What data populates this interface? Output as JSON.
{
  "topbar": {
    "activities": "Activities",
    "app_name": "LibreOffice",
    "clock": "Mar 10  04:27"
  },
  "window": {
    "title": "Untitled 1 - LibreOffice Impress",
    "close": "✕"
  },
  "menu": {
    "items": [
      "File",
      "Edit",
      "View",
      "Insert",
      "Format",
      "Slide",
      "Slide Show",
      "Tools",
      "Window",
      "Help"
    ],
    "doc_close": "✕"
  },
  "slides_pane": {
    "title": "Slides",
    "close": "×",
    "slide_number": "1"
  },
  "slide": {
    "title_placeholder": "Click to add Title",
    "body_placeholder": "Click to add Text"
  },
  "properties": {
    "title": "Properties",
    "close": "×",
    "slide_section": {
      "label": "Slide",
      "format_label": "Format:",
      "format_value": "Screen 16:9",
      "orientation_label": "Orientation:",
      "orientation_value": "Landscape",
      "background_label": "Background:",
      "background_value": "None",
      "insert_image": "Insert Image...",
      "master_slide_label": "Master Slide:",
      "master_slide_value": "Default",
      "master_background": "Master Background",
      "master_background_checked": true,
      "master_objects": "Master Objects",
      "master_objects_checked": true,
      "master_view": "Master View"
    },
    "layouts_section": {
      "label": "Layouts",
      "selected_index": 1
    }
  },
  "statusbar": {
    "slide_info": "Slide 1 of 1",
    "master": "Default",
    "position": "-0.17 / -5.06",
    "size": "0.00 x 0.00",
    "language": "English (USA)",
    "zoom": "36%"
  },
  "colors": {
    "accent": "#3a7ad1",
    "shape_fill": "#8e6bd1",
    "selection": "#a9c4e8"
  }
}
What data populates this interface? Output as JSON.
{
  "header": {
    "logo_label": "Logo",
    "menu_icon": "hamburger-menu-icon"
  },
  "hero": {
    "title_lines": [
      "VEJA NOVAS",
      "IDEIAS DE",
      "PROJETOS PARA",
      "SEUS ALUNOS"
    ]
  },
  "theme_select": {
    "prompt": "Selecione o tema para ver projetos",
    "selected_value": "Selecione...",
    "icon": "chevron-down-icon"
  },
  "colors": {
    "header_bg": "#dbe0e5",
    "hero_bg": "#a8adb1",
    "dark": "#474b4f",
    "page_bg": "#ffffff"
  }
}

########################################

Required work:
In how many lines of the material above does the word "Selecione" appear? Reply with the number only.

Completed exercise:
2